─── Data excerpts

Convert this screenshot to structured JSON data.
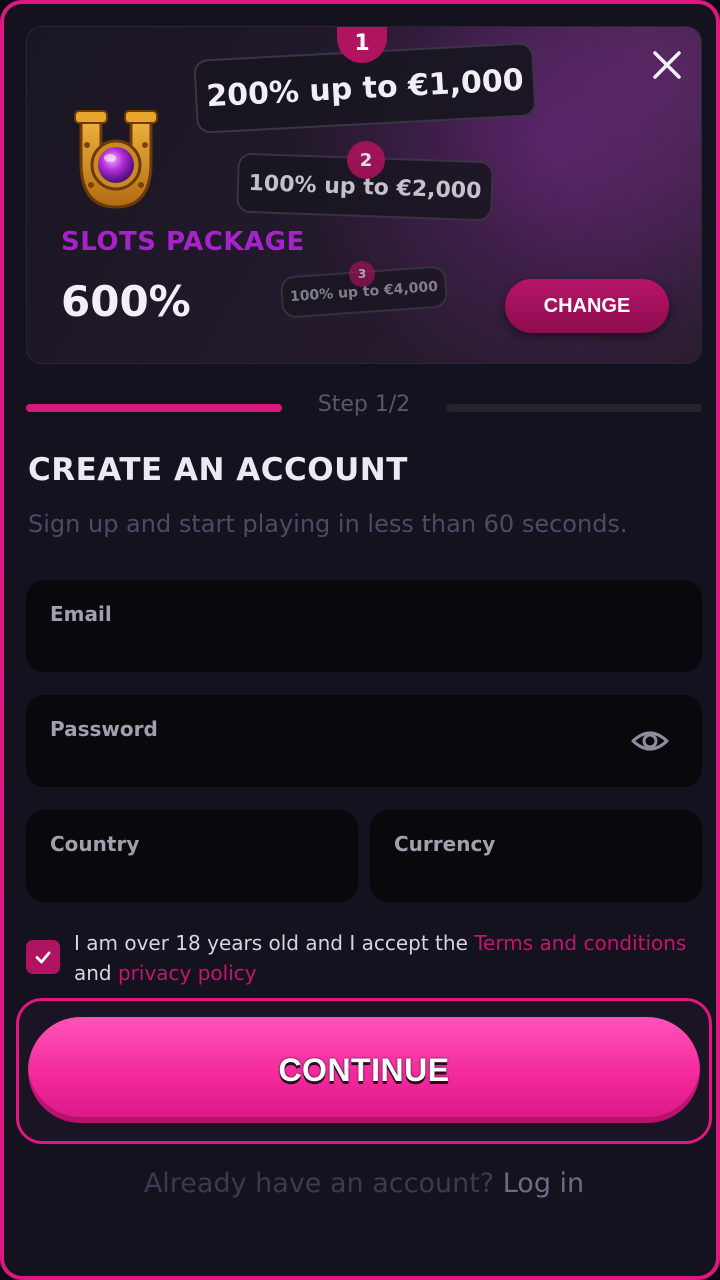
{
  "banner": {
    "tiers": [
      {
        "num": "1",
        "text": "200% up to €1,000"
      },
      {
        "num": "2",
        "text": "100% up to €2,000"
      },
      {
        "num": "3",
        "text": "100% up to €4,000"
      }
    ],
    "package_title": "SLOTS PACKAGE",
    "package_percent": "600%",
    "change_label": "CHANGE"
  },
  "step": {
    "label": "Step 1/2",
    "progress": 0.5
  },
  "form": {
    "heading": "CREATE AN ACCOUNT",
    "subtext": "Sign up and start playing in less than 60 seconds.",
    "email_label": "Email",
    "password_label": "Password",
    "country_label": "Country",
    "currency_label": "Currency"
  },
  "consent": {
    "checked": true,
    "text_before": "I am over 18 years old and I accept the ",
    "terms_link": "Terms and conditions",
    "text_middle": " and ",
    "privacy_link": "privacy policy"
  },
  "continue_label": "CONTINUE",
  "footer": {
    "prompt": "Already have an account?",
    "login_link": "Log in"
  },
  "colors": {
    "accent": "#e0177f",
    "button_pink": "#f3299c",
    "package_purple": "#a523c9",
    "background": "#14121e"
  }
}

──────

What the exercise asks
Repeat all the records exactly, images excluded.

Solution to this exercise
Convert this screenshot to structured JSON data.
{
  "banner": {
    "tiers": [
      {
        "num": "1",
        "text": "200% up to €1,000"
      },
      {
        "num": "2",
        "text": "100% up to €2,000"
      },
      {
        "num": "3",
        "text": "100% up to €4,000"
      }
    ],
    "package_title": "SLOTS PACKAGE",
    "package_percent": "600%",
    "change_label": "CHANGE"
  },
  "step": {
    "label": "Step 1/2",
    "progress": 0.5
  },
  "form": {
    "heading": "CREATE AN ACCOUNT",
    "subtext": "Sign up and start playing in less than 60 seconds.",
    "email_label": "Email",
    "password_label": "Password",
    "country_label": "Country",
    "currency_label": "Currency"
  },
  "consent": {
    "checked": true,
    "text_before": "I am over 18 years old and I accept the ",
    "terms_link": "Terms and conditions",
    "text_middle": " and ",
    "privacy_link": "privacy policy"
  },
  "continue_label": "CONTINUE",
  "footer": {
    "prompt": "Already have an account?",
    "login_link": "Log in"
  },
  "colors": {
    "accent": "#e0177f",
    "button_pink": "#f3299c",
    "package_purple": "#a523c9",
    "background": "#14121e"
  }
}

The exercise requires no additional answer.